Our reviewer found some things to like about United Airlines' BusinessFirst service on a round trip between San Francisco and Sydney. But while the...

The Continental Airlines name is now vanishing, but United has adopted some aspects of Continental’s identity. One such move is United’s recent adoption of the Continental-heritage name ‘BusinessFirst’ for its revamped long-haul business class service, to replace the name ‘United Business’.

United Airlines' BusinessFirst long-haul business class cabins feature fore- and aft-facing seats in alternating seat rows, each row containing two seats

All 24 of United’s 747s have been fitted with new interiors and offer the United BusinessFirst in-flight service product.

Once seated, I noted with approval the 15.4-inch screen on back of the molded, hard-plastic shell in front of me – one of the larger video screens I’ve seen in business class. There were nine channels with movies, games and TV shows, plus audio with CDs in a range of musical genres and the option to build your own playlist.

Seats, each with a power port, faced fore and aft in alternating rows, each row containing two seats. A flight attendant handed me a chilled glass of sparkling wine and a warmed ceramic cup of mixed nuts. I liked the coziness of the 747 upper deck. My seat faced backwards; that was OK. I started to feel better.

United BusinessFirst seats feature 15.4-inch in-flight entertainment screens, each located on the back of the molded, hard-plastic shell of the seat in front or behind

One thing gnawed at me. I wondered when we were going to take off. Some minutes later, a smartly uniformed United employee bustled down the aisle, his wheelie behind him, heading to the cockpit: the co-pilot.

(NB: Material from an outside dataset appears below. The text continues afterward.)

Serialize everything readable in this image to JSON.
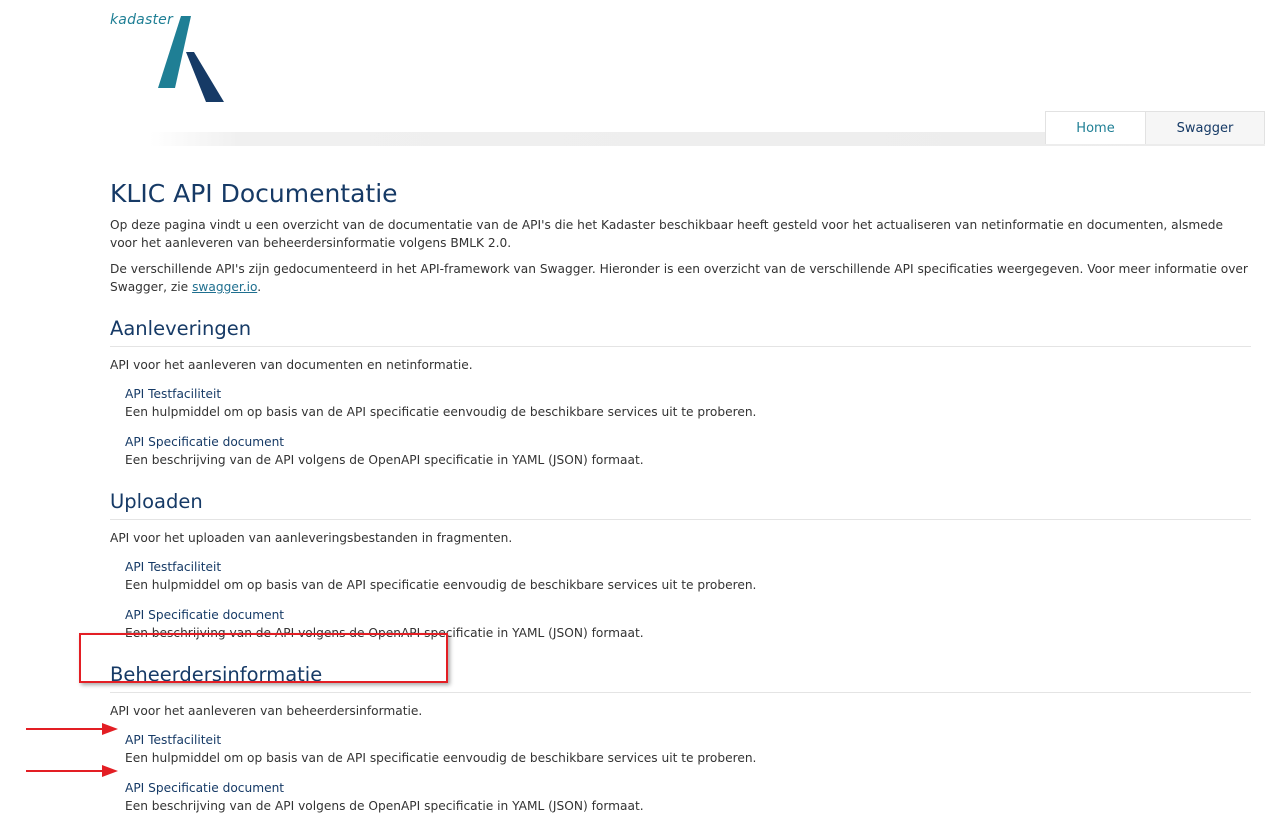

“Ladies and gentlemen, our missing pilot is missing no longer,” the purser announced. Some passengers applauded; a few were already asleep.

We went wheels-up at 12:36 a.m., 2 hours and 3 minutes late. The flight attendants smiled and got busy. I unzipped the amenity kit with its toothbrush, toothpaste, floss, razor, earplugs, eyeshade, socks and Murad ‘Science of Cellular Water’ skin care products.

I ordered dinner – filet mignon, overcooked but otherwise acceptable – with a nicely rounded 2009 Matiz Roble from Spain’s Ribera del Duerto.

Then I figured I’d read. Alas, the overhead light winked on and off as we crossed the nighttime Pacific. I shut it down and used the small reading light over my shoulder. Later, I watched one of the dozens of complimentary in-flight movies, and then I decided to channel-surf.

The seats in United Airlines' long-haul BusinessFirst cabin recline to fully flat beds which are 6 feet 4 inches (nearly 2 meters) long

The touch screen didn’t respond. The remote became increasingly unreliable. The screen filled with code, then went black, then blizzard-white.

I pushed some seat-side buttons, put down my seat – a 6-foot, 4-inch long, true 180-degree flatbed – and slept. We touched down in Sydney at 9:38 a.m. local time, 1 hour and 28 minutes behind schedule.

My return flight from Sydney Airport to San Francisco on United flight 870 on February 16 was much less eventful.

The shared Business Class lounge operated by Air New Zealand at Sydney Airport (SYD) was superb, kitted-out with six free desktop PCs, Wi-Fi, photocopiers, meeting rooms, free self-pour wine, spirits and beer and hot food, including tasty curry lentil soup. The place was fully staffed.

No pilots went missing. The cabin crew was unsmiling but not unfriendly. None appeared to be under 55. As a man of a certain age, I am very much in favor of older workers having work, but experience mixed with youthful energy and enthusiasm would be welcome, too.

Fully extended to the maximum 180 degrees of recline angle, the seats in United's long-haul BusinessFirst cabins offer a fair degree of privacy, enhanced by the small screens separating each seat from its neighbor

I dined on fillet of salmon – also overcooked, but most airlines do that – and sipped a fine 2010 Chateau St. Jean Carneros Chardonnay.

To finish, I ordered the cheese course with seedless grapes, crackers and Sandeman Founders Reserve Porto. The cheese and crackers arrived but nothing else. I signaled a flight attendant.

The port arrived. I decided against asking a third time for the grapes, and settled in for the duration of the 7,417-mile flight.

David Armstrong is a San Francisco Bay Area journalist specializing in features, news and reviews about travel destinations, airports, airlines, hotels and resorts. He is the former tourism, aviation and international trade reporter for the San Francisco Chronicle and covered tourism, movies, media and theater for the Hearst-owned San Francisco Examiner. He is the author of five books and numerous travel articles for TheStreet.com, Travel + Leisure, Global Traveler, Napa Sonoma Magazine, The Globe and Mail (Toronto), Toronto Star, Chicago Sun-Times, Aviation.com and many others. He blogs at http://davidarmstrongontravel.blogspot.com.

Previous page